What is an Apprenticeship?
An apprenticeship is a real job with training which allows you to earn while you learn and gain a nationally recognised qualification. Apprenticeships take between one and five years to complete depending on occupation and level taken.
As an apprentice, you’ll:
- work alongside experienced staff
- gain job-specific skills
- earn a wage and get holiday pay
As an Apprentice, you must be paid for your normal working hours (minimum 30 hours) and also for your training that is a part of your apprenticeship (usually 1 day per week).
- Since April 1st 2018, the National Minimum Wage for Apprentices is £3.70 per hour.
- This applies to 16-18 year old Apprentices and those aged 19 and over in the first year of their Apprenticeship.
- For all other Apprentices, the National Minimum Wage appropriate to their age applies.
- The wage for Apprentices applies to both time spent on the job plus time spent training.
These figures are just a guide as the Employer may pay more.
As of 2017:
Apprentices are entitled to the apprentice rate if they’re either:
- aged under 19
- aged 19 or over and in the first year of their apprenticeship
An apprentice aged 22 in the first year of their apprenticeship is entitled to a minimum hourly rate of £3.70
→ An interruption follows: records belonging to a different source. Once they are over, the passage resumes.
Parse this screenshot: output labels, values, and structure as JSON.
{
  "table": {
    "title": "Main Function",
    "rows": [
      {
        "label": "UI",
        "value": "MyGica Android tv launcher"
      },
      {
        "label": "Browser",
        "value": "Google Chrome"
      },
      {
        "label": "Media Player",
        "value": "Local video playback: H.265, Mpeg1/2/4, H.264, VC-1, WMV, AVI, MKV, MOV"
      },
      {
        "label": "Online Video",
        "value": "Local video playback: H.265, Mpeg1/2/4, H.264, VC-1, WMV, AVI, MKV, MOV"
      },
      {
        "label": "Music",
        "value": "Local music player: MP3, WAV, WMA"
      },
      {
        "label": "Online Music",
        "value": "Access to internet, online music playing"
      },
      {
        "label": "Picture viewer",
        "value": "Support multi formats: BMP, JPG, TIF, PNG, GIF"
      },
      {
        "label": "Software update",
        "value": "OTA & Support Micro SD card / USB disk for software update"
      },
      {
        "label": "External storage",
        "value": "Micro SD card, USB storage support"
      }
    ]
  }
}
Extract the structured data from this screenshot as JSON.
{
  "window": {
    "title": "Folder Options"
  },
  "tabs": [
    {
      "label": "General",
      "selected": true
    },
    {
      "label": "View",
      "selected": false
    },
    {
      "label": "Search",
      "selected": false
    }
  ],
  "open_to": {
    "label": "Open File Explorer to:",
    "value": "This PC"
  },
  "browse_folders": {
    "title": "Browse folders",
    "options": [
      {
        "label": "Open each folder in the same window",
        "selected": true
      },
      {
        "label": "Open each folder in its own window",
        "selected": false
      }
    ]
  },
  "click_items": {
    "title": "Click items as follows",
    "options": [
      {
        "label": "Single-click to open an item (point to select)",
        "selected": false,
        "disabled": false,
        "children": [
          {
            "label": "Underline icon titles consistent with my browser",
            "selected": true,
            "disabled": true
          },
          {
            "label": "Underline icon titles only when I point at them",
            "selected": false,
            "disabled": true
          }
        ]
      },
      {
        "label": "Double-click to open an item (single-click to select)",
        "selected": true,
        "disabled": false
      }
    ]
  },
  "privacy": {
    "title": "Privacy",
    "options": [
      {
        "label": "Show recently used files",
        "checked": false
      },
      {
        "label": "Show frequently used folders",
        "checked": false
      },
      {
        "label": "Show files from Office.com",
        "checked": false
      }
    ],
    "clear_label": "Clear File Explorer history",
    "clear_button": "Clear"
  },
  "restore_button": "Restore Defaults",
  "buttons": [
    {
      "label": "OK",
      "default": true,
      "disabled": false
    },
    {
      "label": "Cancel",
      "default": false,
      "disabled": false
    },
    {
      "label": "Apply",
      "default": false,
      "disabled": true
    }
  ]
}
Apprentices are entitled to the minimum wage for their age if they are both:
- aged 19 or over
- have completed the first year of their apprenticeship
An apprentice aged 22 who has completed the first year of their apprenticeship is entitled to a minimum hourly rate of £7.38.